- _RECORDS SHOWN_:
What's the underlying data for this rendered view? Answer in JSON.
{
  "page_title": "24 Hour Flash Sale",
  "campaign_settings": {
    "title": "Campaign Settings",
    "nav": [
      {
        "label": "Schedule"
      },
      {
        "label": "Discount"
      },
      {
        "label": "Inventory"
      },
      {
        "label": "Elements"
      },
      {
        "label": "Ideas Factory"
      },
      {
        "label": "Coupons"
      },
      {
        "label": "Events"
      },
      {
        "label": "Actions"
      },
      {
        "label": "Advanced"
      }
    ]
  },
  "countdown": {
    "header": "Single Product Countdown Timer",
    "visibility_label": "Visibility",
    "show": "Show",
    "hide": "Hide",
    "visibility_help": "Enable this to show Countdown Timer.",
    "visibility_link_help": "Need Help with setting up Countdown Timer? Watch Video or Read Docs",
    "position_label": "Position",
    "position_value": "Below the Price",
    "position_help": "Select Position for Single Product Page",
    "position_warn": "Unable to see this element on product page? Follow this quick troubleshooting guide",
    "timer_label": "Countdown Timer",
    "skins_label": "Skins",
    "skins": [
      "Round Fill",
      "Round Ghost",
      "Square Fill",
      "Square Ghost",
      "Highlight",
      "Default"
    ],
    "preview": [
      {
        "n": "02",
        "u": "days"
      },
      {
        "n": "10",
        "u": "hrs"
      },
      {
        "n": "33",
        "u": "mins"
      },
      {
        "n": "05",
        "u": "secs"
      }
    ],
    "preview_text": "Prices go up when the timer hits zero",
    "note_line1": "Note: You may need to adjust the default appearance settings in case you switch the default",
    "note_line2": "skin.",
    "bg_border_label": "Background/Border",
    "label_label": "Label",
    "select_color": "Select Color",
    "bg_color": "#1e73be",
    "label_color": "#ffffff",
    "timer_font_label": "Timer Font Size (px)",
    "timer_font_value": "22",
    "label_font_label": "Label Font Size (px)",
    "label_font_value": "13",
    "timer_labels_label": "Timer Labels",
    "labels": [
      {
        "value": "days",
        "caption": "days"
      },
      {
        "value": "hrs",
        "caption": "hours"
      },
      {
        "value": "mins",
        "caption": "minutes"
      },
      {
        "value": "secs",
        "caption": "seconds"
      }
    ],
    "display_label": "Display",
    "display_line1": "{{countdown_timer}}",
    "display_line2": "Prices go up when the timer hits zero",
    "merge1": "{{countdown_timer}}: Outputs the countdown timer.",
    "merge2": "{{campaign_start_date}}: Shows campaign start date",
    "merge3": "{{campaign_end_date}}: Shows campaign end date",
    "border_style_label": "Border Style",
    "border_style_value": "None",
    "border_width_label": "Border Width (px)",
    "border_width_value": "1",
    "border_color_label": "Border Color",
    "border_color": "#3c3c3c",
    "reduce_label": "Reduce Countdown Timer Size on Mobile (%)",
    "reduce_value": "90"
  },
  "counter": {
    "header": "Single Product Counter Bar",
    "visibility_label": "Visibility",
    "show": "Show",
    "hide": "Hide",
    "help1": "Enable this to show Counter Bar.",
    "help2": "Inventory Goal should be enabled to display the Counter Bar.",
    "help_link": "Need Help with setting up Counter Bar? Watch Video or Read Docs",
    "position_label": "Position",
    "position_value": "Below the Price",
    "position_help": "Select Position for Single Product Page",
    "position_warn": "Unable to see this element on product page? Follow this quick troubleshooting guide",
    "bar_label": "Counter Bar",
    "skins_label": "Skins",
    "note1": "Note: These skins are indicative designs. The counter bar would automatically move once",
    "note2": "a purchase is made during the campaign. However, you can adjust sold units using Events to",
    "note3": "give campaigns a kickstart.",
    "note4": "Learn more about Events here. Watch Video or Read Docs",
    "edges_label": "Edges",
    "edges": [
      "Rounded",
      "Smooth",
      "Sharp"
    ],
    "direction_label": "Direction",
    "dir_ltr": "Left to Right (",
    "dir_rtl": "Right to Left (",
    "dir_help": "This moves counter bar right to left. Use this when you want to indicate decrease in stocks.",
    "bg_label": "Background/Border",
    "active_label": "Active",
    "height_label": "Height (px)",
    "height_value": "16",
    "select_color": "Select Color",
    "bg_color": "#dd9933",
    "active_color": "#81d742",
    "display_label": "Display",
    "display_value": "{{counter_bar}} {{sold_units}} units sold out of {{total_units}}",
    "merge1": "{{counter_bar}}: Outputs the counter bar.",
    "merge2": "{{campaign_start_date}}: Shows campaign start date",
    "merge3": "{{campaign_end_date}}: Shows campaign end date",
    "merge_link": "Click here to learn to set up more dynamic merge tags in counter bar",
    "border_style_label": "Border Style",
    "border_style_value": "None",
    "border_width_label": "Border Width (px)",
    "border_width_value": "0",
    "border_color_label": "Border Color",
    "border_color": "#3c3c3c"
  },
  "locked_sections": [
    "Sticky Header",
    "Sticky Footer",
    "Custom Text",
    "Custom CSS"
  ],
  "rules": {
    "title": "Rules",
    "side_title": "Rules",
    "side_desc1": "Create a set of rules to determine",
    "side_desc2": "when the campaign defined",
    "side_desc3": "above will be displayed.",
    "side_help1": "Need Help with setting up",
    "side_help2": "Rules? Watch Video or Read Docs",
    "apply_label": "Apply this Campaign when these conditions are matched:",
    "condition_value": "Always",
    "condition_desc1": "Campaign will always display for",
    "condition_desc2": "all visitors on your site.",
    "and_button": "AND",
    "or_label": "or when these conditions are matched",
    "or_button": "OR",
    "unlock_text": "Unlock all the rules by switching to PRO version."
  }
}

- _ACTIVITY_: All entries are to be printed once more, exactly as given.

- _RESPONSE TO THE TASK_:
What's the underlying data for this rendered view? Answer in JSON.
{
  "page_title": "24 Hour Flash Sale",
  "campaign_settings": {
    "title": "Campaign Settings",
    "nav": [
      {
        "label": "Schedule"
      },
      {
        "label": "Discount"
      },
      {
        "label": "Inventory"
      },
      {
        "label": "Elements"
      },
      {
        "label": "Ideas Factory"
      },
      {
        "label": "Coupons"
      },
      {
        "label": "Events"
      },
      {
        "label": "Actions"
      },
      {
        "label": "Advanced"
      }
    ]
  },
  "countdown": {
    "header": "Single Product Countdown Timer",
    "visibility_label": "Visibility",
    "show": "Show",
    "hide": "Hide",
    "visibility_help": "Enable this to show Countdown Timer.",
    "visibility_link_help": "Need Help with setting up Countdown Timer? Watch Video or Read Docs",
    "position_label": "Position",
    "position_value": "Below the Price",
    "position_help": "Select Position for Single Product Page",
    "position_warn": "Unable to see this element on product page? Follow this quick troubleshooting guide",
    "timer_label": "Countdown Timer",
    "skins_label": "Skins",
    "skins": [
      "Round Fill",
      "Round Ghost",
      "Square Fill",
      "Square Ghost",
      "Highlight",
      "Default"
    ],
    "preview": [
      {
        "n": "02",
        "u": "days"
      },
      {
        "n": "10",
        "u": "hrs"
      },
      {
        "n": "33",
        "u": "mins"
      },
      {
        "n": "05",
        "u": "secs"
      }
    ],
    "preview_text": "Prices go up when the timer hits zero",
    "note_line1": "Note: You may need to adjust the default appearance settings in case you switch the default",
    "note_line2": "skin.",
    "bg_border_label": "Background/Border",
    "label_label": "Label",
    "select_color": "Select Color",
    "bg_color": "#1e73be",
    "label_color": "#ffffff",
    "timer_font_label": "Timer Font Size (px)",
    "timer_font_value": "22",
    "label_font_label": "Label Font Size (px)",
    "label_font_value": "13",
    "timer_labels_label": "Timer Labels",
    "labels": [
      {
        "value": "days",
        "caption": "days"
      },
      {
        "value": "hrs",
        "caption": "hours"
      },
      {
        "value": "mins",
        "caption": "minutes"
      },
      {
        "value": "secs",
        "caption": "seconds"
      }
    ],
    "display_label": "Display",
    "display_line1": "{{countdown_timer}}",
    "display_line2": "Prices go up when the timer hits zero",
    "merge1": "{{countdown_timer}}: Outputs the countdown timer.",
    "merge2": "{{campaign_start_date}}: Shows campaign start date",
    "merge3": "{{campaign_end_date}}: Shows campaign end date",
    "border_style_label": "Border Style",
    "border_style_value": "None",
    "border_width_label": "Border Width (px)",
    "border_width_value": "1",
    "border_color_label": "Border Color",
    "border_color": "#3c3c3c",
    "reduce_label": "Reduce Countdown Timer Size on Mobile (%)",
    "reduce_value": "90"
  },
  "counter": {
    "header": "Single Product Counter Bar",
    "visibility_label": "Visibility",
    "show": "Show",
    "hide": "Hide",
    "help1": "Enable this to show Counter Bar.",
    "help2": "Inventory Goal should be enabled to display the Counter Bar.",
    "help_link": "Need Help with setting up Counter Bar? Watch Video or Read Docs",
    "position_label": "Position",
    "position_value": "Below the Price",
    "position_help": "Select Position for Single Product Page",
    "position_warn": "Unable to see this element on product page? Follow this quick troubleshooting guide",
    "bar_label": "Counter Bar",
    "skins_label": "Skins",
    "note1": "Note: These skins are indicative designs. The counter bar would automatically move once",
    "note2": "a purchase is made during the campaign. However, you can adjust sold units using Events to",
    "note3": "give campaigns a kickstart.",
    "note4": "Learn more about Events here. Watch Video or Read Docs",
    "edges_label": "Edges",
    "edges": [
      "Rounded",
      "Smooth",
      "Sharp"
    ],
    "direction_label": "Direction",
    "dir_ltr": "Left to Right (",
    "dir_rtl": "Right to Left (",
    "dir_help": "This moves counter bar right to left. Use this when you want to indicate decrease in stocks.",
    "bg_label": "Background/Border",
    "active_label": "Active",
    "height_label": "Height (px)",
    "height_value": "16",
    "select_color": "Select Color",
    "bg_color": "#dd9933",
    "active_color": "#81d742",
    "display_label": "Display",
    "display_value": "{{counter_bar}} {{sold_units}} units sold out of {{total_units}}",
    "merge1": "{{counter_bar}}: Outputs the counter bar.",
    "merge2": "{{campaign_start_date}}: Shows campaign start date",
    "merge3": "{{campaign_end_date}}: Shows campaign end date",
    "merge_link": "Click here to learn to set up more dynamic merge tags in counter bar",
    "border_style_label": "Border Style",
    "border_style_value": "None",
    "border_width_label": "Border Width (px)",
    "border_width_value": "0",
    "border_color_label": "Border Color",
    "border_color": "#3c3c3c"
  },
  "locked_sections": [
    "Sticky Header",
    "Sticky Footer",
    "Custom Text",
    "Custom CSS"
  ],
  "rules": {
    "title": "Rules",
    "side_title": "Rules",
    "side_desc1": "Create a set of rules to determine",
    "side_desc2": "when the campaign defined",
    "side_desc3": "above will be displayed.",
    "side_help1": "Need Help with setting up",
    "side_help2": "Rules? Watch Video or Read Docs",
    "apply_label": "Apply this Campaign when these conditions are matched:",
    "condition_value": "Always",
    "condition_desc1": "Campaign will always display for",
    "condition_desc2": "all visitors on your site.",
    "and_button": "AND",
    "or_label": "or when these conditions are matched",
    "or_button": "OR",
    "unlock_text": "Unlock all the rules by switching to PRO version."
  }
}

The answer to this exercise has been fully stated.